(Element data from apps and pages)

######

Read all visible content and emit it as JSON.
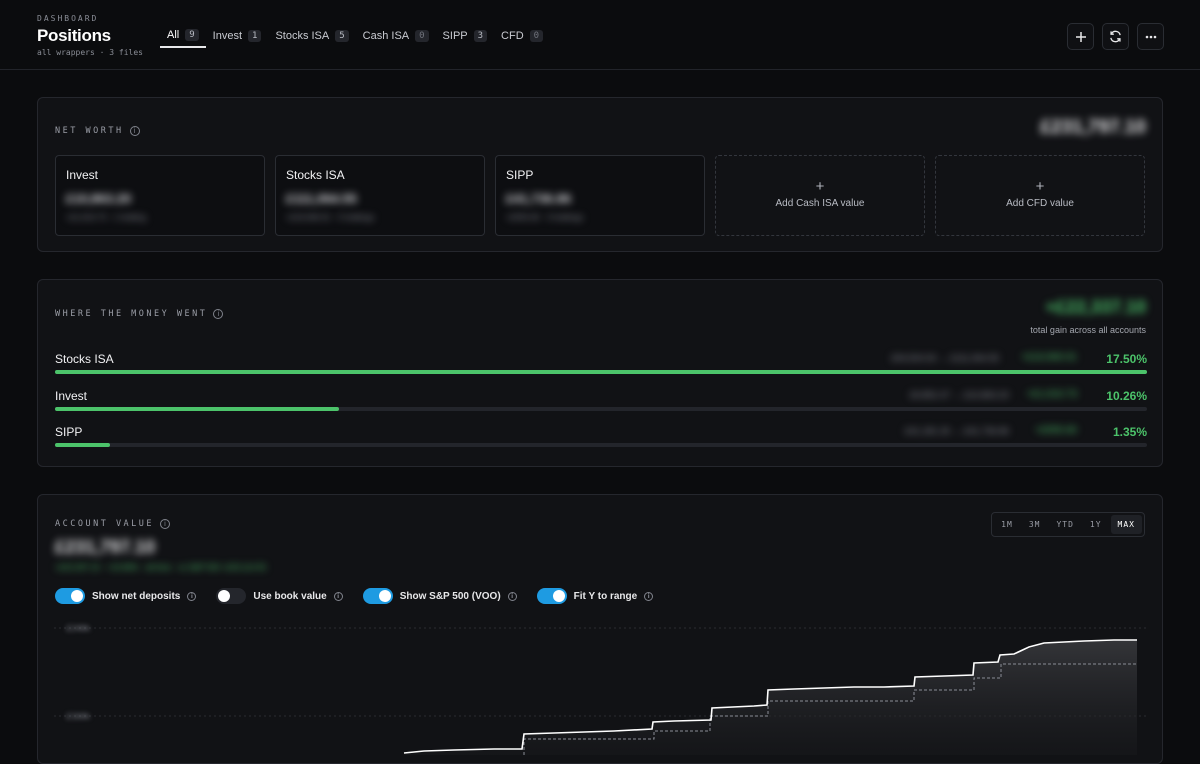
{
  "header": {
    "kicker": "DASHBOARD",
    "title": "Positions",
    "subtitle": "all wrappers · 3 files",
    "tabs": [
      {
        "label": "All",
        "count": "9",
        "active": true
      },
      {
        "label": "Invest",
        "count": "1"
      },
      {
        "label": "Stocks ISA",
        "count": "5"
      },
      {
        "label": "Cash ISA",
        "count": "0"
      },
      {
        "label": "SIPP",
        "count": "3"
      },
      {
        "label": "CFD",
        "count": "0"
      }
    ],
    "buttons": {
      "add": "+",
      "refresh": "refresh-icon",
      "more": "more-icon"
    }
  },
  "net_worth": {
    "title": "NET WORTH",
    "total": "£231,797.10",
    "cards": [
      {
        "name": "Invest",
        "value": "£10,863.20",
        "sub": "+£1,010.73 · 1 holding"
      },
      {
        "name": "Stocks ISA",
        "value": "£111,064.55",
        "sub": "+£16,560.01 · 5 holdings"
      },
      {
        "name": "SIPP",
        "value": "£41,736.86",
        "sub": "+£555.60 · 3 holdings"
      }
    ],
    "add_cards": [
      {
        "label": "Add Cash ISA value",
        "icon": "+"
      },
      {
        "label": "Add CFD value",
        "icon": "+"
      }
    ]
  },
  "money_went": {
    "title": "WHERE THE MONEY WENT",
    "total": "+£22,337.10",
    "total_sub": "total gain across all accounts",
    "rows": [
      {
        "name": "Stocks ISA",
        "detail": "£94,504.54 → £111,064.55",
        "gain": "+£16,560.01",
        "pct": "17.50%",
        "fill": 1.0
      },
      {
        "name": "Invest",
        "detail": "£9,852.47 → £10,863.20",
        "gain": "+£1,010.73",
        "pct": "10.26%",
        "fill": 0.26
      },
      {
        "name": "SIPP",
        "detail": "£41,181.26 → £41,736.86",
        "gain": "+£555.60",
        "pct": "1.35%",
        "fill": 0.05
      }
    ]
  },
  "account_value": {
    "title": "ACCOUNT VALUE",
    "value": "£231,797.10",
    "sub": "+£22,337.10 · +10.66% · all time · vs S&P 500 +£20,114.55",
    "ranges": [
      {
        "label": "1M"
      },
      {
        "label": "3M"
      },
      {
        "label": "YTD"
      },
      {
        "label": "1Y"
      },
      {
        "label": "MAX",
        "active": true
      }
    ],
    "toggles": [
      {
        "label": "Show net deposits",
        "on": true
      },
      {
        "label": "Use book value",
        "on": false
      },
      {
        "label": "Show S&P 500 (VOO)",
        "on": true
      },
      {
        "label": "Fit Y to range",
        "on": true
      }
    ],
    "y_ticks": [
      "£240k",
      "£160k"
    ],
    "colors": {
      "accent": "#1e9be2",
      "gain": "#4cc36a"
    }
  }
}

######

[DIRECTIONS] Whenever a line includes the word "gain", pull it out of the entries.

[ANSWER BOX]
    "total_sub": "total gain across all accounts",
        "gain": "+£16,560.01",
        "gain": "+£1,010.73",
        "gain": "+£555.60",
      "gain": "#4cc36a"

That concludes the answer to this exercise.